Element data from apps and pages
........

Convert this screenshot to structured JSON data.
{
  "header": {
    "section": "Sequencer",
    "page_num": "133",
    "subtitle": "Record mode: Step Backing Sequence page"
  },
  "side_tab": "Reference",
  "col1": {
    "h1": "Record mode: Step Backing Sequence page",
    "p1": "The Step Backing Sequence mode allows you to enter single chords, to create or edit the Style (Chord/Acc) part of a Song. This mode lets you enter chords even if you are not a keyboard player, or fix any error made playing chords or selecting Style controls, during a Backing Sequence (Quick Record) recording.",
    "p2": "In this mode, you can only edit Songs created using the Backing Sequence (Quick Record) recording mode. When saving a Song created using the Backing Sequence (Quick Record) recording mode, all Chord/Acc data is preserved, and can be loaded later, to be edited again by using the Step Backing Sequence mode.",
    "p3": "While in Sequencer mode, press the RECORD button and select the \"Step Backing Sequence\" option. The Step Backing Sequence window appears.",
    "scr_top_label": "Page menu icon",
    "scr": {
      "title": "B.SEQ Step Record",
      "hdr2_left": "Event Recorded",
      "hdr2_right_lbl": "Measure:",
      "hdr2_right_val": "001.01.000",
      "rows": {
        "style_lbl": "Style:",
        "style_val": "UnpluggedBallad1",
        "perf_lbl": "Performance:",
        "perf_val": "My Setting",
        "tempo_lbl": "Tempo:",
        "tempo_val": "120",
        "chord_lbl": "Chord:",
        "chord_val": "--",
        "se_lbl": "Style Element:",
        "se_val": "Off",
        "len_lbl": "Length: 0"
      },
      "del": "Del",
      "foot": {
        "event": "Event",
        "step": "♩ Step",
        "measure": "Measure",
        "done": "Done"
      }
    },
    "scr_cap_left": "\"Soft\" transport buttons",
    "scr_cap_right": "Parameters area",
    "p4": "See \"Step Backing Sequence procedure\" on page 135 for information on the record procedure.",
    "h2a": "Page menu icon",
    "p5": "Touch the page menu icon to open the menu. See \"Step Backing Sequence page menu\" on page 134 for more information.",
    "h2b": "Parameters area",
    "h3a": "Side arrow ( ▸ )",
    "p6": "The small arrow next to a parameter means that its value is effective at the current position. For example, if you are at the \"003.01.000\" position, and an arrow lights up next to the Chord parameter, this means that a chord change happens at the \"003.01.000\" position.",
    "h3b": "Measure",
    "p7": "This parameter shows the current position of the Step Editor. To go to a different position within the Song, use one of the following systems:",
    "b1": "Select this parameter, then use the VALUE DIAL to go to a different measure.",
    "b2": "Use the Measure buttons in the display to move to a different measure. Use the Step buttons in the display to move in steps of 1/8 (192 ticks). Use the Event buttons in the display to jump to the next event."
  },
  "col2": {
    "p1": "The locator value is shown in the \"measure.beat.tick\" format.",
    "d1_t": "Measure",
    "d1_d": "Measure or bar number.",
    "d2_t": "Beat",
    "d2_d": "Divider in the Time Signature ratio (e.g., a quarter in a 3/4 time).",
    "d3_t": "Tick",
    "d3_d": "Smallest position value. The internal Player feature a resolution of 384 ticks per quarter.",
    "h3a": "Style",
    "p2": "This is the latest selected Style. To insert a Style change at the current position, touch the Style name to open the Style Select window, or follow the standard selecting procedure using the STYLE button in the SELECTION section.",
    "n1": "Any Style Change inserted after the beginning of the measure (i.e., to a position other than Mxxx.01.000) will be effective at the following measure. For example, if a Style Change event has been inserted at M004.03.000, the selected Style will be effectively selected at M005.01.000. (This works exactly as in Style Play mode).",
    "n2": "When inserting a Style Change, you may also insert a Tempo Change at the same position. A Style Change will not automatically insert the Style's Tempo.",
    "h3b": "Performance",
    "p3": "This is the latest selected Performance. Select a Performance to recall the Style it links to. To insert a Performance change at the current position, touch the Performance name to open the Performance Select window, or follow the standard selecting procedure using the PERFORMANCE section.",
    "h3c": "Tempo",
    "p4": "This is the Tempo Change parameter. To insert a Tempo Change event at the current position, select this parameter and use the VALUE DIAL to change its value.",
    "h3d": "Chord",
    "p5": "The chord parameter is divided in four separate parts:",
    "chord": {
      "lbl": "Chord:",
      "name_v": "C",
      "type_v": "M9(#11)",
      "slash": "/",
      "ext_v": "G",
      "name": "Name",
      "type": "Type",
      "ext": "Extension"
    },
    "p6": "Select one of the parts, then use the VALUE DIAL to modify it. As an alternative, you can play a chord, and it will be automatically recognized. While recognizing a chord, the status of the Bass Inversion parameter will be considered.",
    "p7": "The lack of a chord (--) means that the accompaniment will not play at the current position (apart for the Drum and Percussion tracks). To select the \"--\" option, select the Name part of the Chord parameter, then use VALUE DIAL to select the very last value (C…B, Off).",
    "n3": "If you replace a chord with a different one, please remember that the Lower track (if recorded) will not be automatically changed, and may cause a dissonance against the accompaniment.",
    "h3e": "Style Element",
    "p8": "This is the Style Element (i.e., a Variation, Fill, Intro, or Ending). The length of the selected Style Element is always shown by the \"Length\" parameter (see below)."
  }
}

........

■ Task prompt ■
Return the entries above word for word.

■ Exercise result ■
Convert this screenshot to structured JSON data.
{
  "header": {
    "section": "Sequencer",
    "page_num": "133",
    "subtitle": "Record mode: Step Backing Sequence page"
  },
  "side_tab": "Reference",
  "col1": {
    "h1": "Record mode: Step Backing Sequence page",
    "p1": "The Step Backing Sequence mode allows you to enter single chords, to create or edit the Style (Chord/Acc) part of a Song. This mode lets you enter chords even if you are not a keyboard player, or fix any error made playing chords or selecting Style controls, during a Backing Sequence (Quick Record) recording.",
    "p2": "In this mode, you can only edit Songs created using the Backing Sequence (Quick Record) recording mode. When saving a Song created using the Backing Sequence (Quick Record) recording mode, all Chord/Acc data is preserved, and can be loaded later, to be edited again by using the Step Backing Sequence mode.",
    "p3": "While in Sequencer mode, press the RECORD button and select the \"Step Backing Sequence\" option. The Step Backing Sequence window appears.",
    "scr_top_label": "Page menu icon",
    "scr": {
      "title": "B.SEQ Step Record",
      "hdr2_left": "Event Recorded",
      "hdr2_right_lbl": "Measure:",
      "hdr2_right_val": "001.01.000",
      "rows": {
        "style_lbl": "Style:",
        "style_val": "UnpluggedBallad1",
        "perf_lbl": "Performance:",
        "perf_val": "My Setting",
        "tempo_lbl": "Tempo:",
        "tempo_val": "120",
        "chord_lbl": "Chord:",
        "chord_val": "--",
        "se_lbl": "Style Element:",
        "se_val": "Off",
        "len_lbl": "Length: 0"
      },
      "del": "Del",
      "foot": {
        "event": "Event",
        "step": "♩ Step",
        "measure": "Measure",
        "done": "Done"
      }
    },
    "scr_cap_left": "\"Soft\" transport buttons",
    "scr_cap_right": "Parameters area",
    "p4": "See \"Step Backing Sequence procedure\" on page 135 for information on the record procedure.",
    "h2a": "Page menu icon",
    "p5": "Touch the page menu icon to open the menu. See \"Step Backing Sequence page menu\" on page 134 for more information.",
    "h2b": "Parameters area",
    "h3a": "Side arrow ( ▸ )",
    "p6": "The small arrow next to a parameter means that its value is effective at the current position. For example, if you are at the \"003.01.000\" position, and an arrow lights up next to the Chord parameter, this means that a chord change happens at the \"003.01.000\" position.",
    "h3b": "Measure",
    "p7": "This parameter shows the current position of the Step Editor. To go to a different position within the Song, use one of the following systems:",
    "b1": "Select this parameter, then use the VALUE DIAL to go to a different measure.",
    "b2": "Use the Measure buttons in the display to move to a different measure. Use the Step buttons in the display to move in steps of 1/8 (192 ticks). Use the Event buttons in the display to jump to the next event."
  },
  "col2": {
    "p1": "The locator value is shown in the \"measure.beat.tick\" format.",
    "d1_t": "Measure",
    "d1_d": "Measure or bar number.",
    "d2_t": "Beat",
    "d2_d": "Divider in the Time Signature ratio (e.g., a quarter in a 3/4 time).",
    "d3_t": "Tick",
    "d3_d": "Smallest position value. The internal Player feature a resolution of 384 ticks per quarter.",
    "h3a": "Style",
    "p2": "This is the latest selected Style. To insert a Style change at the current position, touch the Style name to open the Style Select window, or follow the standard selecting procedure using the STYLE button in the SELECTION section.",
    "n1": "Any Style Change inserted after the beginning of the measure (i.e., to a position other than Mxxx.01.000) will be effective at the following measure. For example, if a Style Change event has been inserted at M004.03.000, the selected Style will be effectively selected at M005.01.000. (This works exactly as in Style Play mode).",
    "n2": "When inserting a Style Change, you may also insert a Tempo Change at the same position. A Style Change will not automatically insert the Style's Tempo.",
    "h3b": "Performance",
    "p3": "This is the latest selected Performance. Select a Performance to recall the Style it links to. To insert a Performance change at the current position, touch the Performance name to open the Performance Select window, or follow the standard selecting procedure using the PERFORMANCE section.",
    "h3c": "Tempo",
    "p4": "This is the Tempo Change parameter. To insert a Tempo Change event at the current position, select this parameter and use the VALUE DIAL to change its value.",
    "h3d": "Chord",
    "p5": "The chord parameter is divided in four separate parts:",
    "chord": {
      "lbl": "Chord:",
      "name_v": "C",
      "type_v": "M9(#11)",
      "slash": "/",
      "ext_v": "G",
      "name": "Name",
      "type": "Type",
      "ext": "Extension"
    },
    "p6": "Select one of the parts, then use the VALUE DIAL to modify it. As an alternative, you can play a chord, and it will be automatically recognized. While recognizing a chord, the status of the Bass Inversion parameter will be considered.",
    "p7": "The lack of a chord (--) means that the accompaniment will not play at the current position (apart for the Drum and Percussion tracks). To select the \"--\" option, select the Name part of the Chord parameter, then use VALUE DIAL to select the very last value (C…B, Off).",
    "n3": "If you replace a chord with a different one, please remember that the Lower track (if recorded) will not be automatically changed, and may cause a dissonance against the accompaniment.",
    "h3e": "Style Element",
    "p8": "This is the Style Element (i.e., a Variation, Fill, Intro, or Ending). The length of the selected Style Element is always shown by the \"Length\" parameter (see below)."
  }
}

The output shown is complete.